And then back to our taproom of a hostel for a night for the night. Many inexpensive beers went down, Stefan dropped in at one point, we chatted the night away until finally taking the dozen footsteps from bar stools to bunks.
Pipo came in the morning, a local guy about our age who lead all the tours Marilyn had been pondering. The weather was said to be no good to do anything on this particular day, but we arranged to link up the next day and do something fun. For five bucks a night and beers much less than that nearly at our bedside we had no reason to hurry out of Buga.
The next day we rolled with Pipo and another couple to a spot just out of town to a house that was 180 years old where an older couple lived. They let us hike from there past sugar cane and whatnot to some waterfalls. The lot of us swam and leaped around, I even got Marilyn to hold my hand and make a bit of a "cliff jump", something she was generally terrified of and trying to come around on.
Somewhere in the mix Gareth popped on up the steps with his massive backpack, an Australian we'd met at the hostel in Salento. Beer in Australia is even more expensive than the US, so if we thought these Colombian pints were cheap they were simply pennies for him in comparison. It took him about 30 seconds to pay for a bunk and the first of many, many beers for the night.

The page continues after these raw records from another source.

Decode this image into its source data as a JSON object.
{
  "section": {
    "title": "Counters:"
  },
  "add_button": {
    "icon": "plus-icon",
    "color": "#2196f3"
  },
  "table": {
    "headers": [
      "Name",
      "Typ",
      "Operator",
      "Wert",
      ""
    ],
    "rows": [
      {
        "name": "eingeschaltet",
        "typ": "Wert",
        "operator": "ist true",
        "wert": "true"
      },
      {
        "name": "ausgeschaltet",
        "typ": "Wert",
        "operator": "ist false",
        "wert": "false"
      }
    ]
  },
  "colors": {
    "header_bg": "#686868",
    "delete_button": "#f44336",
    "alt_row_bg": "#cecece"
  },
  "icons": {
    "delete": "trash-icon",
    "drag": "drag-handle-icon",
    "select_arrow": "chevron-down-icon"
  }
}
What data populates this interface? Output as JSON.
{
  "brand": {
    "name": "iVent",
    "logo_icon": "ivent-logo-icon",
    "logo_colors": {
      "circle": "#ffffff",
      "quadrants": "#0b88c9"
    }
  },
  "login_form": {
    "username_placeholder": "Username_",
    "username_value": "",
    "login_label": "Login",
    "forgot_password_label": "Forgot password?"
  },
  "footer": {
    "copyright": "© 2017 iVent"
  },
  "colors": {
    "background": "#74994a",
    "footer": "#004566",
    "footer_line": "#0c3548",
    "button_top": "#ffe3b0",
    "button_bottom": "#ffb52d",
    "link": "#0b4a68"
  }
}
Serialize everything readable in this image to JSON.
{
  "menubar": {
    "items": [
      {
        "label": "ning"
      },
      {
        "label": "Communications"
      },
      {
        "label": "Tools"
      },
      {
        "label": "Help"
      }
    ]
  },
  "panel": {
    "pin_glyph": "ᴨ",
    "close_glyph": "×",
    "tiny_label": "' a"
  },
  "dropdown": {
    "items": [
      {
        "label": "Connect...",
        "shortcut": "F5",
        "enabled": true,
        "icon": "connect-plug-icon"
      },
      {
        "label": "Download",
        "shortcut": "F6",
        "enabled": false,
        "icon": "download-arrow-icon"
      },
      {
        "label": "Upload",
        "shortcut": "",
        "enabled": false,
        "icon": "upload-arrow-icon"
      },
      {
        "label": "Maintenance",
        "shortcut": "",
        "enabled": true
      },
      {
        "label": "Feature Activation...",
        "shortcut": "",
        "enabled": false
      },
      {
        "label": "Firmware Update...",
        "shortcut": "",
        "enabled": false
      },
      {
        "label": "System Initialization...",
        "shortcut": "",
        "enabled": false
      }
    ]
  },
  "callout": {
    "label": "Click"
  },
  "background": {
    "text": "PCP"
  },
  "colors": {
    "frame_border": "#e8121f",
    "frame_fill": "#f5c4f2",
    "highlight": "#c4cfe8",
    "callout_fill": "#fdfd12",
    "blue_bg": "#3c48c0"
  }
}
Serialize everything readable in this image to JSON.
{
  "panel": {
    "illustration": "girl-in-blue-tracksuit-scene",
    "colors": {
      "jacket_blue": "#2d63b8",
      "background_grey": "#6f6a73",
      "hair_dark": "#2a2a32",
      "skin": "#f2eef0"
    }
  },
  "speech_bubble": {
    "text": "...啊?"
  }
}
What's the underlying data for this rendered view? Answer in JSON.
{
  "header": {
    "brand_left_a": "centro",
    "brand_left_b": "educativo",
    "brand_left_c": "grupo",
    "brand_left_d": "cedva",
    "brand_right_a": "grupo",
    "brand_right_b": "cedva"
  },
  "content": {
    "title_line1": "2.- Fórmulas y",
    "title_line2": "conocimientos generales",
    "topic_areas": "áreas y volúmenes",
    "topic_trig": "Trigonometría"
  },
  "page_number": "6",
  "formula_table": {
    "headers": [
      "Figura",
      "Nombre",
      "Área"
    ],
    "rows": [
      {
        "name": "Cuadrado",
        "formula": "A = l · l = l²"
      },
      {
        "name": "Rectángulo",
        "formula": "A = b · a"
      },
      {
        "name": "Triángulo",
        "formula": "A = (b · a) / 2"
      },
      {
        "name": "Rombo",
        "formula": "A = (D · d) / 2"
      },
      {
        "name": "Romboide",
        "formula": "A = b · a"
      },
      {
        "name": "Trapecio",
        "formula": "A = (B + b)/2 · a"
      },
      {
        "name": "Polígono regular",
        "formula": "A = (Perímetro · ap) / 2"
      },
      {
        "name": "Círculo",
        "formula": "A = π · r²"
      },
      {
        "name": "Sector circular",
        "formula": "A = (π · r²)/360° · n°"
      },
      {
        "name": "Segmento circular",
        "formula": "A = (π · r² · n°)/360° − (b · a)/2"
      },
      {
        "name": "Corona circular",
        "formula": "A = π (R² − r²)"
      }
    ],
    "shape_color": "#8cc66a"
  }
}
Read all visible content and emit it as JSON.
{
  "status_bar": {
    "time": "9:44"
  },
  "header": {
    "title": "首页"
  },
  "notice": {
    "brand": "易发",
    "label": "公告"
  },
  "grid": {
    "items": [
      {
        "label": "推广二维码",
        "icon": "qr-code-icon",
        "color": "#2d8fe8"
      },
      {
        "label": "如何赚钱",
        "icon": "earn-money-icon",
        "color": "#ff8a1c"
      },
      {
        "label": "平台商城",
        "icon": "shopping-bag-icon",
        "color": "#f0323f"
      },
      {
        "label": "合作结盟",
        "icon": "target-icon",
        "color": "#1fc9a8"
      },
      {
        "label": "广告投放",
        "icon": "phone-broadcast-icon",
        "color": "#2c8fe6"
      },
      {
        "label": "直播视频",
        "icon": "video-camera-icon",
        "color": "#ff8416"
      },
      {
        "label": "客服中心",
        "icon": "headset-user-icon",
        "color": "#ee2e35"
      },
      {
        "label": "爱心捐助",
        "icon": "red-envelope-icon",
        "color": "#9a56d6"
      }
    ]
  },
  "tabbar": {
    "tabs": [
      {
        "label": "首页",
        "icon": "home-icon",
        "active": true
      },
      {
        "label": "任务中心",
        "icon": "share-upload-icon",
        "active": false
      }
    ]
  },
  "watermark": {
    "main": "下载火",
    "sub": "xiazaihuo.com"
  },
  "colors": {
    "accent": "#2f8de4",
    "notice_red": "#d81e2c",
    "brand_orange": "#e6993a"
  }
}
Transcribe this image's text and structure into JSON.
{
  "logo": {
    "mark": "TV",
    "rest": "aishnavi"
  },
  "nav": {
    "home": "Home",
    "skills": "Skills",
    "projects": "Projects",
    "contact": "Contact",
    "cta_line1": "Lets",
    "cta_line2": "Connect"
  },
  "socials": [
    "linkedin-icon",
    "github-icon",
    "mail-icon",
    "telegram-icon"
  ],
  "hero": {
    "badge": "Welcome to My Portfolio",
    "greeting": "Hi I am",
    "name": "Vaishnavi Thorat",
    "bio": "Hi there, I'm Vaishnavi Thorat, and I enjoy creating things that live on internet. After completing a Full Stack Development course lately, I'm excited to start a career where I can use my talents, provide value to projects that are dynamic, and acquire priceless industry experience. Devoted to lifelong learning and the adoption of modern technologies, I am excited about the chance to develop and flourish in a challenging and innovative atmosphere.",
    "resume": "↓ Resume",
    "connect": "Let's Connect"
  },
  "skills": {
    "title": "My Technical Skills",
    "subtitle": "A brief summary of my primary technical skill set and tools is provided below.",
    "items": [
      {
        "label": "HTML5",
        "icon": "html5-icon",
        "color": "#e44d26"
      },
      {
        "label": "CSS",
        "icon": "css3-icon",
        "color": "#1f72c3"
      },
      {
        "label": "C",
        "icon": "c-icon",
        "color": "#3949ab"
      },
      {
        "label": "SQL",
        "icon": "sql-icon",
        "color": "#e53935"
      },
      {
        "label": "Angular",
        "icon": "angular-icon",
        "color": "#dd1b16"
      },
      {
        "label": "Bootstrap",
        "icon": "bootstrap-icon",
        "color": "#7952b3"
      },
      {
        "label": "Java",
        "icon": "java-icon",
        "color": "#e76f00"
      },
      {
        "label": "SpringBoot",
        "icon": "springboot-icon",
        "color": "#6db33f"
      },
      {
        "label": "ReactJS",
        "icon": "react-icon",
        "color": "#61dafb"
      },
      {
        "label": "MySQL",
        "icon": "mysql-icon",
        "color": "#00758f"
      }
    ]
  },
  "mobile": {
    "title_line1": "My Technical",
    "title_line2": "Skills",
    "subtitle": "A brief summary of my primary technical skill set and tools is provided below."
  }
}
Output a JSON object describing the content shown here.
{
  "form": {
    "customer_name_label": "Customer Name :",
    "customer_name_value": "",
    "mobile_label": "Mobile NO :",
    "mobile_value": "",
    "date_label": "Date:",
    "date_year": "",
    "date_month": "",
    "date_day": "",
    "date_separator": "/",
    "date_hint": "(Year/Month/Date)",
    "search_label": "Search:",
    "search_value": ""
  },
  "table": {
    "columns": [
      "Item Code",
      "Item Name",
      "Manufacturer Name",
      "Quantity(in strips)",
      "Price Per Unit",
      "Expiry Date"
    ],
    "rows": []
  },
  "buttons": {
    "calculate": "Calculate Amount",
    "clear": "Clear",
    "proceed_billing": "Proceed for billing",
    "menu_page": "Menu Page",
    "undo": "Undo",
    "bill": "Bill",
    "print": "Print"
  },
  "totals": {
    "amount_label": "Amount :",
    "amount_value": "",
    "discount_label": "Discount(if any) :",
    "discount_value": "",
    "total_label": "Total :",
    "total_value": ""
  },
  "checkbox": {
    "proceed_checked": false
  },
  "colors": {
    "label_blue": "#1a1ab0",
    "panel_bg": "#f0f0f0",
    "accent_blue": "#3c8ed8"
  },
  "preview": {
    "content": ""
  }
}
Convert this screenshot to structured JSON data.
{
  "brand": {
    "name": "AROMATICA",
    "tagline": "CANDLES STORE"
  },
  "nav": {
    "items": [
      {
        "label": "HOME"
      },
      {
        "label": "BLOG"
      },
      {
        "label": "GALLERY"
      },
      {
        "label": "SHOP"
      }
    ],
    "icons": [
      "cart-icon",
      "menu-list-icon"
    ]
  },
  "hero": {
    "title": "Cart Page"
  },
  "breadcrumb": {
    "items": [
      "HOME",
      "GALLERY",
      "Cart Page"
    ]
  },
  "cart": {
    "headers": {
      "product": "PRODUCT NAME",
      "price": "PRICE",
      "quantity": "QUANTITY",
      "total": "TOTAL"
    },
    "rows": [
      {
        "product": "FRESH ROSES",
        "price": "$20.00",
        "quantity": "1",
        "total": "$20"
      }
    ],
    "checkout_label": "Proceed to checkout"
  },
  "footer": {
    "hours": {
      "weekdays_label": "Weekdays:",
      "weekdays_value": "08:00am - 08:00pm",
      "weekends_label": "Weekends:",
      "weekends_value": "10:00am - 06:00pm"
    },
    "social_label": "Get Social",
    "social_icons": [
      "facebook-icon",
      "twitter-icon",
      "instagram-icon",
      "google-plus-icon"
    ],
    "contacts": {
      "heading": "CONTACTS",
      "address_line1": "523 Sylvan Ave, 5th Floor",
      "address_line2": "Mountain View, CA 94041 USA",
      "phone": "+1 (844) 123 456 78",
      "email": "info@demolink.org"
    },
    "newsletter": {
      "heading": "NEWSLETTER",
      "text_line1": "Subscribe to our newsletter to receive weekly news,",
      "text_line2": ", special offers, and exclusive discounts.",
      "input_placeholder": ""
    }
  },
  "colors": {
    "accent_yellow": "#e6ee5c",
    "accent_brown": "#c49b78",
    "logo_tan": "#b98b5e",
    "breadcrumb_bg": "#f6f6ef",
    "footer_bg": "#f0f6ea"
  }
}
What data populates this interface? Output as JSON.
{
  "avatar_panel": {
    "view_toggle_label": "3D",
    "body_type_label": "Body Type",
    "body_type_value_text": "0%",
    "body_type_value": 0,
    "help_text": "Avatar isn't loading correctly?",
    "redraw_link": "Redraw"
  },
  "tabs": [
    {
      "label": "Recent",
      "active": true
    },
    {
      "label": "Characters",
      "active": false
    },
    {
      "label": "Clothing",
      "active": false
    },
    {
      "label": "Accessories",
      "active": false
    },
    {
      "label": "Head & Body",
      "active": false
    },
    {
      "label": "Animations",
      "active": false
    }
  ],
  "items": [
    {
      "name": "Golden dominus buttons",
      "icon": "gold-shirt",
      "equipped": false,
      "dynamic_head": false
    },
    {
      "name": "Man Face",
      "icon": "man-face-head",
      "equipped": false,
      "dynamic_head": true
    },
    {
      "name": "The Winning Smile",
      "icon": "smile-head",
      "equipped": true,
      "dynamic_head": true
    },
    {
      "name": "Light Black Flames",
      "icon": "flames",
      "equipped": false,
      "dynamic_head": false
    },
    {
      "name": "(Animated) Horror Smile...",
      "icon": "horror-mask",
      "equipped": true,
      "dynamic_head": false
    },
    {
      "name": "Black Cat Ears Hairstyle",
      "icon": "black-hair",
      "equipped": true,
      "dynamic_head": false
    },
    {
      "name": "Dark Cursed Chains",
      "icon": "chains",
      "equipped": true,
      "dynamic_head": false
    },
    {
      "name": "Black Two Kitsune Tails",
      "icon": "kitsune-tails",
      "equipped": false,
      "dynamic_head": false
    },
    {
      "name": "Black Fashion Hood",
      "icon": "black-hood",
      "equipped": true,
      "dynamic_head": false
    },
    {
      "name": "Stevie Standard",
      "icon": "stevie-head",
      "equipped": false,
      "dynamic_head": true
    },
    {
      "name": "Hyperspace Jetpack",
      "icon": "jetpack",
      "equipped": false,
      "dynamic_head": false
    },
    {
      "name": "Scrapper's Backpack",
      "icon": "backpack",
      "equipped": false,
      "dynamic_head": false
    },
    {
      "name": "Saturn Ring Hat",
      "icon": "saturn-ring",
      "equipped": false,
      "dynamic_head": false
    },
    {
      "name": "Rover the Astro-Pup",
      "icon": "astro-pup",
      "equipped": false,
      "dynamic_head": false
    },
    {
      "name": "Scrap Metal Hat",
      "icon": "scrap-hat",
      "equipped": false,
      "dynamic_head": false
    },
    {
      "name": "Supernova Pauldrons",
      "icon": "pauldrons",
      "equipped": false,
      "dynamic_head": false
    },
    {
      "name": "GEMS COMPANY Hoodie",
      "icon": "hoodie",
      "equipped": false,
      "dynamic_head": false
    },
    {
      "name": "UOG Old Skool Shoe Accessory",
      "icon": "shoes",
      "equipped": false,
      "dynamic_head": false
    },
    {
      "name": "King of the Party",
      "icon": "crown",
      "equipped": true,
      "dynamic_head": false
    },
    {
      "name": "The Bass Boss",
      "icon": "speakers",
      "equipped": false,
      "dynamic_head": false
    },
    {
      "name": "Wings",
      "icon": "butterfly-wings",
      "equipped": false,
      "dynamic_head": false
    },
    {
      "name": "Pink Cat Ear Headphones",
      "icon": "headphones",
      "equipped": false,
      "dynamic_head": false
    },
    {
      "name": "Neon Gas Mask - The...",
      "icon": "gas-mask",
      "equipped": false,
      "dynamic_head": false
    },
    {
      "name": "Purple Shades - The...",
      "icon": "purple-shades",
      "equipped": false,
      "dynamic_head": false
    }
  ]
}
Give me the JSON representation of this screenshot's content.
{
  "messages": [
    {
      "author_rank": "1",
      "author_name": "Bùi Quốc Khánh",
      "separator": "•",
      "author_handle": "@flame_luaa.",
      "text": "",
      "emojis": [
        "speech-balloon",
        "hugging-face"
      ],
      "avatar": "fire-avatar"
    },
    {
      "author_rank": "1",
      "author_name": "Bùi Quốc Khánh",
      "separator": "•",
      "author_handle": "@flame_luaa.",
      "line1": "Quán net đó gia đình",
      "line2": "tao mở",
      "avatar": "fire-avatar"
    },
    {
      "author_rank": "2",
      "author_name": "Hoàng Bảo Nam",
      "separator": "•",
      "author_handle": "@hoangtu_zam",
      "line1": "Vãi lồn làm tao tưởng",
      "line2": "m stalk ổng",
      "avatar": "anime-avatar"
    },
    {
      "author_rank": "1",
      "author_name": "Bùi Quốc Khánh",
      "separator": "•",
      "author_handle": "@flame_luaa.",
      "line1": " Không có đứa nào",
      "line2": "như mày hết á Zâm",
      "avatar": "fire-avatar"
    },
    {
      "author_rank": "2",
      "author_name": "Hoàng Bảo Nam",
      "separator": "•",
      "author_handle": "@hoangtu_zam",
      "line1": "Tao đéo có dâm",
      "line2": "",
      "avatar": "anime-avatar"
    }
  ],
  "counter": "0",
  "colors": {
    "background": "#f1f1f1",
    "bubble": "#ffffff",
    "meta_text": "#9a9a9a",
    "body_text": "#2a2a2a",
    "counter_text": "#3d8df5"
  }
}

All and all it was a good last night in town, Stefan even stopped back in and capped our experience in the aptly named oasis of the Holy Water Ale Brewery.
Marilyn and I would finally get on the southbound road the next day, ready for the next Colombian adventure and the border to Ecuador. Adventure indeed, but things were about to get shaken up. Roads wind, fork and split, it's all part of the ride.
February 5, 2015 to February 10, 2015